Excerpts from an interface dataset
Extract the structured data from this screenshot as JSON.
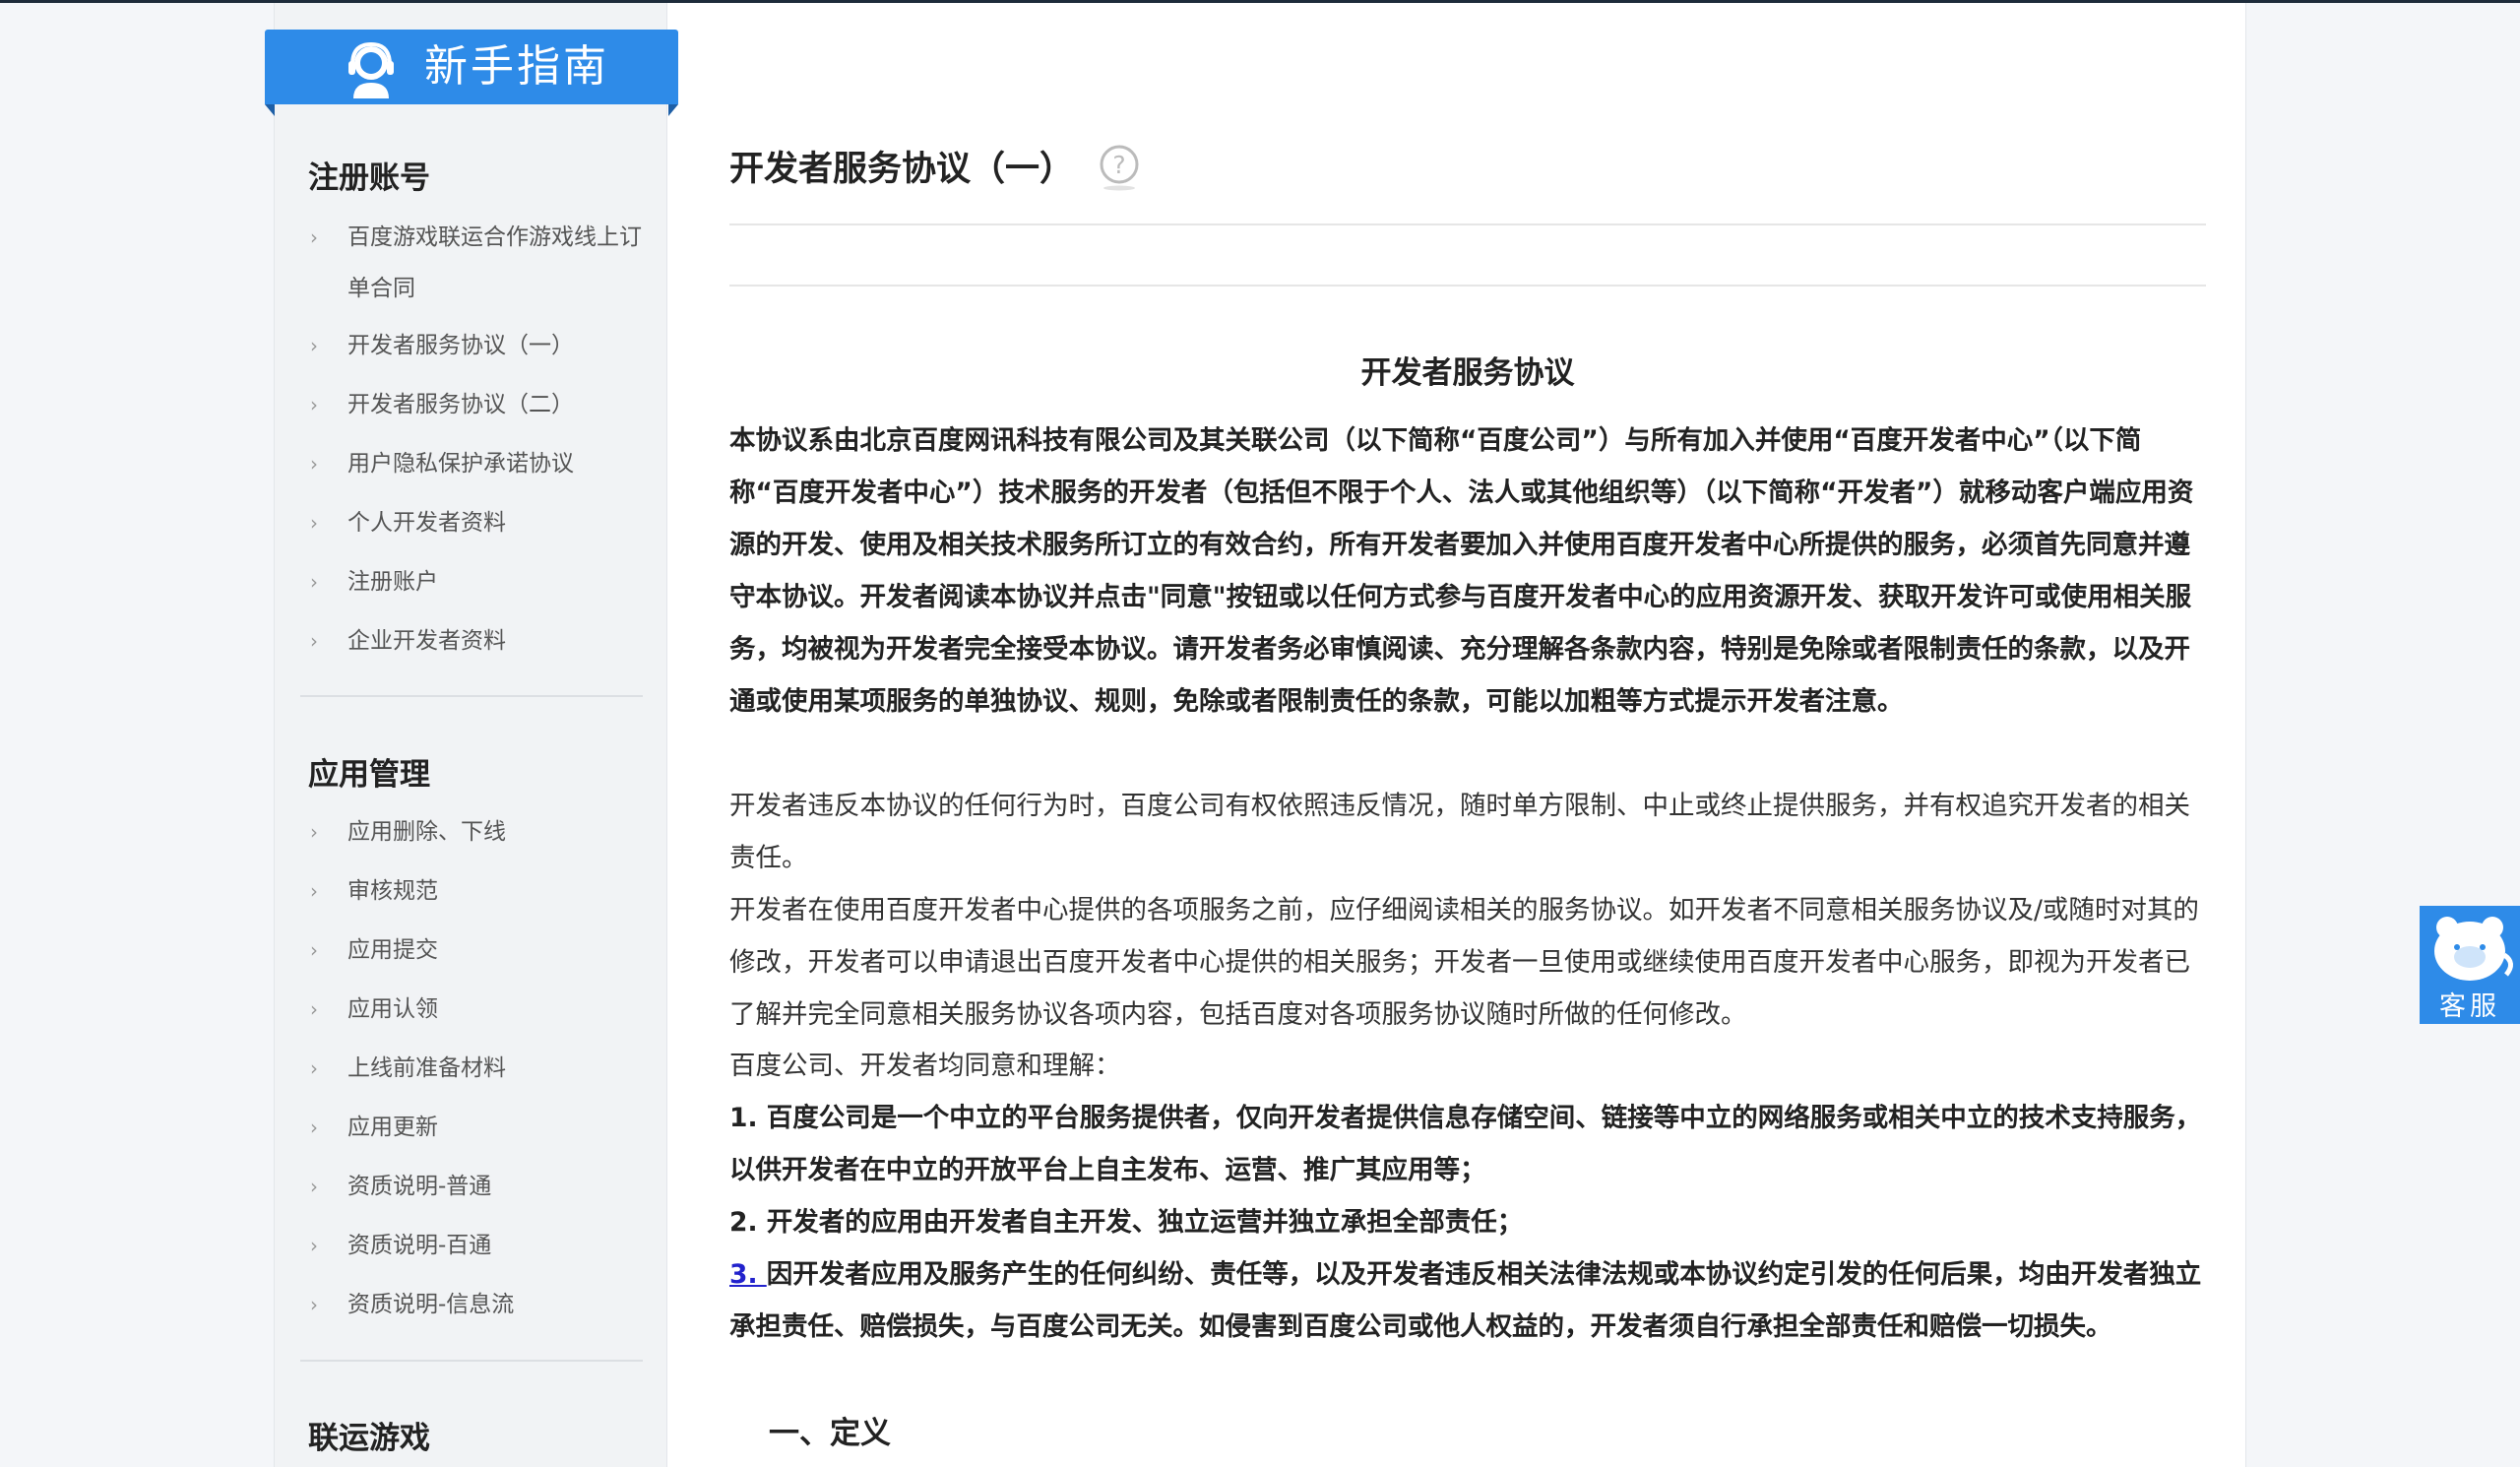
{
  "sidebar": {
    "banner_title": "新手指南",
    "sections": [
      {
        "heading": "注册账号",
        "items": [
          "百度游戏联运合作游戏线上订单合同",
          "开发者服务协议（一）",
          "开发者服务协议（二）",
          "用户隐私保护承诺协议",
          "个人开发者资料",
          "注册账户",
          "企业开发者资料"
        ]
      },
      {
        "heading": "应用管理",
        "items": [
          "应用删除、下线",
          "审核规范",
          "应用提交",
          "应用认领",
          "上线前准备材料",
          "应用更新",
          "资质说明-普通",
          "资质说明-百通",
          "资质说明-信息流"
        ]
      },
      {
        "heading": "联运游戏",
        "items": []
      }
    ]
  },
  "main": {
    "title": "开发者服务协议（一）",
    "doc_title": "开发者服务协议",
    "paragraphs": {
      "p1": "本协议系由北京百度网讯科技有限公司及其关联公司（以下简称“百度公司”）与所有加入并使用“百度开发者中心”（以下简称“百度开发者中心”）技术服务的开发者（包括但不限于个人、法人或其他组织等）（以下简称“开发者”）就移动客户端应用资源的开发、使用及相关技术服务所订立的有效合约，所有开发者要加入并使用百度开发者中心所提供的服务，必须首先同意并遵守本协议。开发者阅读本协议并点击\"同意\"按钮或以任何方式参与百度开发者中心的应用资源开发、获取开发许可或使用相关服务，均被视为开发者完全接受本协议。请开发者务必审慎阅读、充分理解各条款内容，特别是免除或者限制责任的条款，以及开通或使用某项服务的单独协议、规则，免除或者限制责任的条款，可能以加粗等方式提示开发者注意。",
      "p2": "开发者违反本协议的任何行为时，百度公司有权依照违反情况，随时单方限制、中止或终止提供服务，并有权追究开发者的相关责任。",
      "p3": "开发者在使用百度开发者中心提供的各项服务之前，应仔细阅读相关的服务协议。如开发者不同意相关服务协议及/或随时对其的修改，开发者可以申请退出百度开发者中心提供的相关服务；开发者一旦使用或继续使用百度开发者中心服务，即视为开发者已了解并完全同意相关服务协议各项内容，包括百度对各项服务协议随时所做的任何修改。",
      "p4": "百度公司、开发者均同意和理解：",
      "p5": "1. 百度公司是一个中立的平台服务提供者，仅向开发者提供信息存储空间、链接等中立的网络服务或相关中立的技术支持服务，以供开发者在中立的开放平台上自主发布、运营、推广其应用等；",
      "p6": "2. 开发者的应用由开发者自主开发、独立运营并独立承担全部责任；",
      "p7_num": "3. ",
      "p7": "因开发者应用及服务产生的任何纠纷、责任等，以及开发者违反相关法律法规或本协议约定引发的任何后果，均由开发者独立承担责任、赔偿损失，与百度公司无关。如侵害到百度公司或他人权益的，开发者须自行承担全部责任和赔偿一切损失。",
      "section1": "一、定义"
    }
  },
  "customer_service": {
    "label": "客服"
  },
  "colors": {
    "accent": "#2e8be8",
    "link": "#2222cc"
  },
  "icons": {
    "banner": "customer-support-icon",
    "help": "question-circle-icon",
    "nav": "chevron-right-icon",
    "cs": "bear-face-icon"
  }
}
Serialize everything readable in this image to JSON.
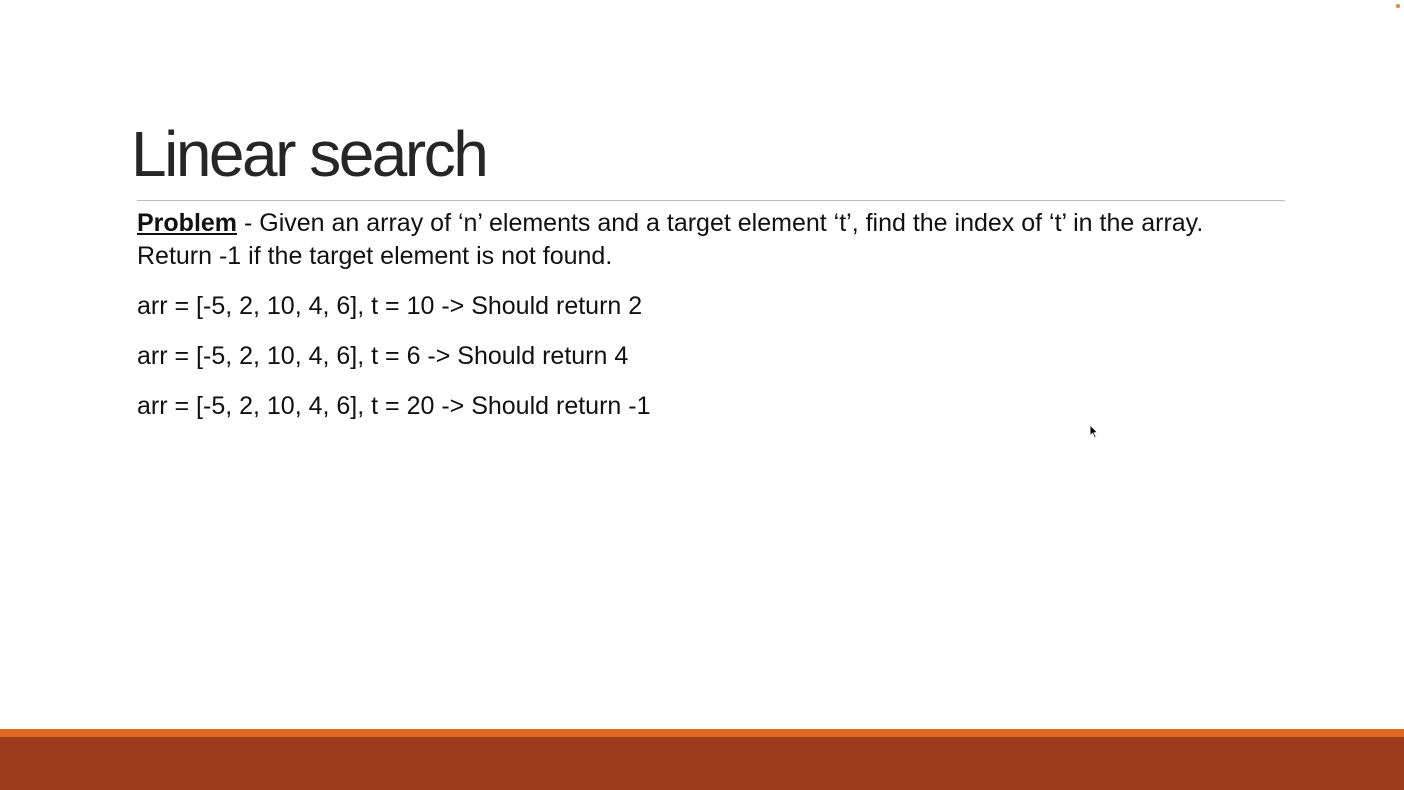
{
  "slide": {
    "title": "Linear search",
    "problem_label": "Problem",
    "problem_text": " - Given an array of ‘n’ elements and a target element ‘t’, find the index of ‘t’ in the array. Return -1 if the target element is not found.",
    "examples": [
      "arr = [-5, 2, 10, 4, 6], t = 10 -> Should return 2",
      "arr = [-5, 2, 10, 4, 6], t = 6 -> Should return 4",
      "arr = [-5, 2, 10, 4, 6], t = 20 -> Should return -1"
    ]
  },
  "theme": {
    "accent_strip": "#e06a21",
    "footer_band": "#9c3b1e",
    "corner_dot": "#e8812e",
    "title_color": "#262626",
    "rule_color": "#bcbcbc"
  },
  "icons": {
    "pointer": "mouse-pointer-icon"
  }
}
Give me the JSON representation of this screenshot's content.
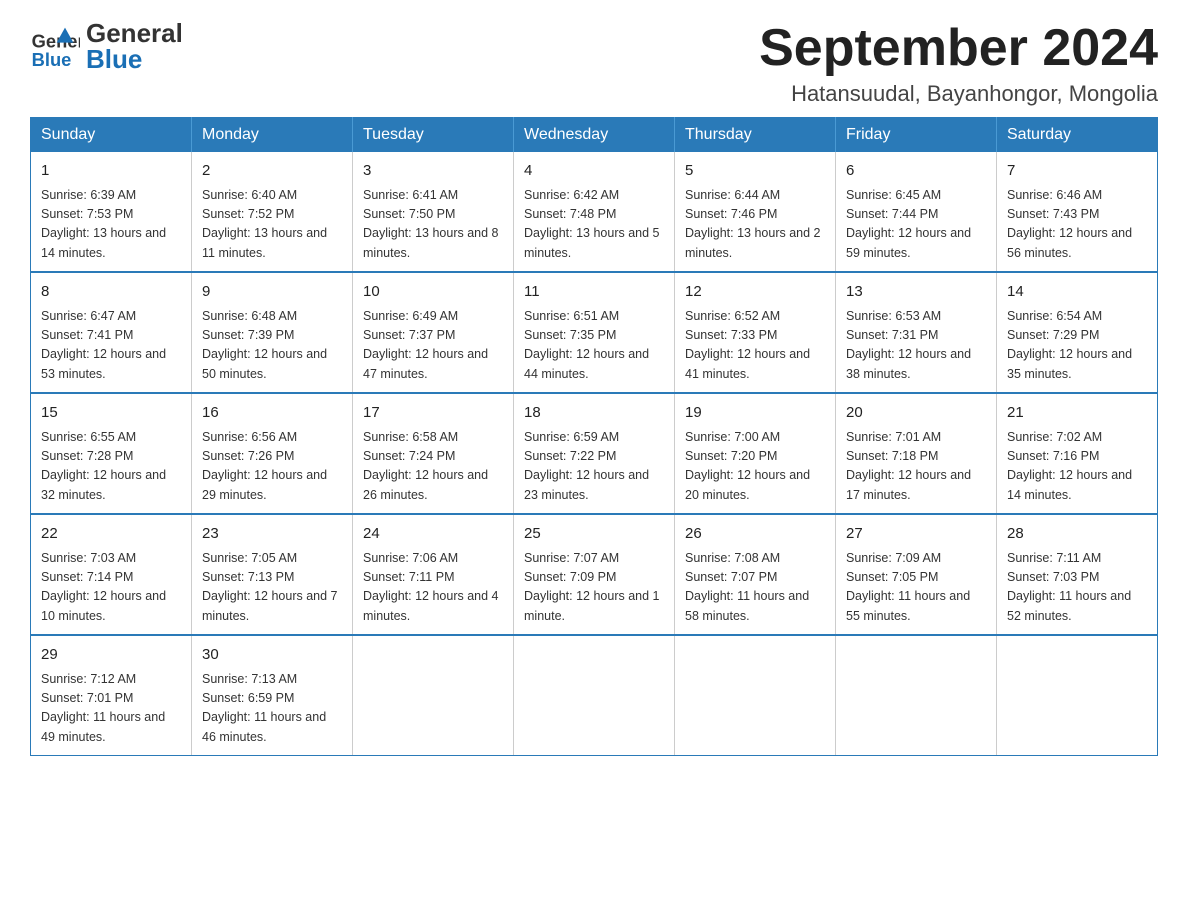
{
  "header": {
    "logo_general": "General",
    "logo_blue": "Blue",
    "month_title": "September 2024",
    "location": "Hatansuudal, Bayanhongor, Mongolia"
  },
  "days_of_week": [
    "Sunday",
    "Monday",
    "Tuesday",
    "Wednesday",
    "Thursday",
    "Friday",
    "Saturday"
  ],
  "weeks": [
    [
      {
        "day": "1",
        "sunrise": "Sunrise: 6:39 AM",
        "sunset": "Sunset: 7:53 PM",
        "daylight": "Daylight: 13 hours and 14 minutes."
      },
      {
        "day": "2",
        "sunrise": "Sunrise: 6:40 AM",
        "sunset": "Sunset: 7:52 PM",
        "daylight": "Daylight: 13 hours and 11 minutes."
      },
      {
        "day": "3",
        "sunrise": "Sunrise: 6:41 AM",
        "sunset": "Sunset: 7:50 PM",
        "daylight": "Daylight: 13 hours and 8 minutes."
      },
      {
        "day": "4",
        "sunrise": "Sunrise: 6:42 AM",
        "sunset": "Sunset: 7:48 PM",
        "daylight": "Daylight: 13 hours and 5 minutes."
      },
      {
        "day": "5",
        "sunrise": "Sunrise: 6:44 AM",
        "sunset": "Sunset: 7:46 PM",
        "daylight": "Daylight: 13 hours and 2 minutes."
      },
      {
        "day": "6",
        "sunrise": "Sunrise: 6:45 AM",
        "sunset": "Sunset: 7:44 PM",
        "daylight": "Daylight: 12 hours and 59 minutes."
      },
      {
        "day": "7",
        "sunrise": "Sunrise: 6:46 AM",
        "sunset": "Sunset: 7:43 PM",
        "daylight": "Daylight: 12 hours and 56 minutes."
      }
    ],
    [
      {
        "day": "8",
        "sunrise": "Sunrise: 6:47 AM",
        "sunset": "Sunset: 7:41 PM",
        "daylight": "Daylight: 12 hours and 53 minutes."
      },
      {
        "day": "9",
        "sunrise": "Sunrise: 6:48 AM",
        "sunset": "Sunset: 7:39 PM",
        "daylight": "Daylight: 12 hours and 50 minutes."
      },
      {
        "day": "10",
        "sunrise": "Sunrise: 6:49 AM",
        "sunset": "Sunset: 7:37 PM",
        "daylight": "Daylight: 12 hours and 47 minutes."
      },
      {
        "day": "11",
        "sunrise": "Sunrise: 6:51 AM",
        "sunset": "Sunset: 7:35 PM",
        "daylight": "Daylight: 12 hours and 44 minutes."
      },
      {
        "day": "12",
        "sunrise": "Sunrise: 6:52 AM",
        "sunset": "Sunset: 7:33 PM",
        "daylight": "Daylight: 12 hours and 41 minutes."
      },
      {
        "day": "13",
        "sunrise": "Sunrise: 6:53 AM",
        "sunset": "Sunset: 7:31 PM",
        "daylight": "Daylight: 12 hours and 38 minutes."
      },
      {
        "day": "14",
        "sunrise": "Sunrise: 6:54 AM",
        "sunset": "Sunset: 7:29 PM",
        "daylight": "Daylight: 12 hours and 35 minutes."
      }
    ],
    [
      {
        "day": "15",
        "sunrise": "Sunrise: 6:55 AM",
        "sunset": "Sunset: 7:28 PM",
        "daylight": "Daylight: 12 hours and 32 minutes."
      },
      {
        "day": "16",
        "sunrise": "Sunrise: 6:56 AM",
        "sunset": "Sunset: 7:26 PM",
        "daylight": "Daylight: 12 hours and 29 minutes."
      },
      {
        "day": "17",
        "sunrise": "Sunrise: 6:58 AM",
        "sunset": "Sunset: 7:24 PM",
        "daylight": "Daylight: 12 hours and 26 minutes."
      },
      {
        "day": "18",
        "sunrise": "Sunrise: 6:59 AM",
        "sunset": "Sunset: 7:22 PM",
        "daylight": "Daylight: 12 hours and 23 minutes."
      },
      {
        "day": "19",
        "sunrise": "Sunrise: 7:00 AM",
        "sunset": "Sunset: 7:20 PM",
        "daylight": "Daylight: 12 hours and 20 minutes."
      },
      {
        "day": "20",
        "sunrise": "Sunrise: 7:01 AM",
        "sunset": "Sunset: 7:18 PM",
        "daylight": "Daylight: 12 hours and 17 minutes."
      },
      {
        "day": "21",
        "sunrise": "Sunrise: 7:02 AM",
        "sunset": "Sunset: 7:16 PM",
        "daylight": "Daylight: 12 hours and 14 minutes."
      }
    ],
    [
      {
        "day": "22",
        "sunrise": "Sunrise: 7:03 AM",
        "sunset": "Sunset: 7:14 PM",
        "daylight": "Daylight: 12 hours and 10 minutes."
      },
      {
        "day": "23",
        "sunrise": "Sunrise: 7:05 AM",
        "sunset": "Sunset: 7:13 PM",
        "daylight": "Daylight: 12 hours and 7 minutes."
      },
      {
        "day": "24",
        "sunrise": "Sunrise: 7:06 AM",
        "sunset": "Sunset: 7:11 PM",
        "daylight": "Daylight: 12 hours and 4 minutes."
      },
      {
        "day": "25",
        "sunrise": "Sunrise: 7:07 AM",
        "sunset": "Sunset: 7:09 PM",
        "daylight": "Daylight: 12 hours and 1 minute."
      },
      {
        "day": "26",
        "sunrise": "Sunrise: 7:08 AM",
        "sunset": "Sunset: 7:07 PM",
        "daylight": "Daylight: 11 hours and 58 minutes."
      },
      {
        "day": "27",
        "sunrise": "Sunrise: 7:09 AM",
        "sunset": "Sunset: 7:05 PM",
        "daylight": "Daylight: 11 hours and 55 minutes."
      },
      {
        "day": "28",
        "sunrise": "Sunrise: 7:11 AM",
        "sunset": "Sunset: 7:03 PM",
        "daylight": "Daylight: 11 hours and 52 minutes."
      }
    ],
    [
      {
        "day": "29",
        "sunrise": "Sunrise: 7:12 AM",
        "sunset": "Sunset: 7:01 PM",
        "daylight": "Daylight: 11 hours and 49 minutes."
      },
      {
        "day": "30",
        "sunrise": "Sunrise: 7:13 AM",
        "sunset": "Sunset: 6:59 PM",
        "daylight": "Daylight: 11 hours and 46 minutes."
      },
      null,
      null,
      null,
      null,
      null
    ]
  ]
}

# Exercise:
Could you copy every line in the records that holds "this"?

# Solved exercise:
Extract the structured data from this screenshot as JSON.
Serialize everything readable in this image to JSON.
Give me the JSON representation of this screenshot's content.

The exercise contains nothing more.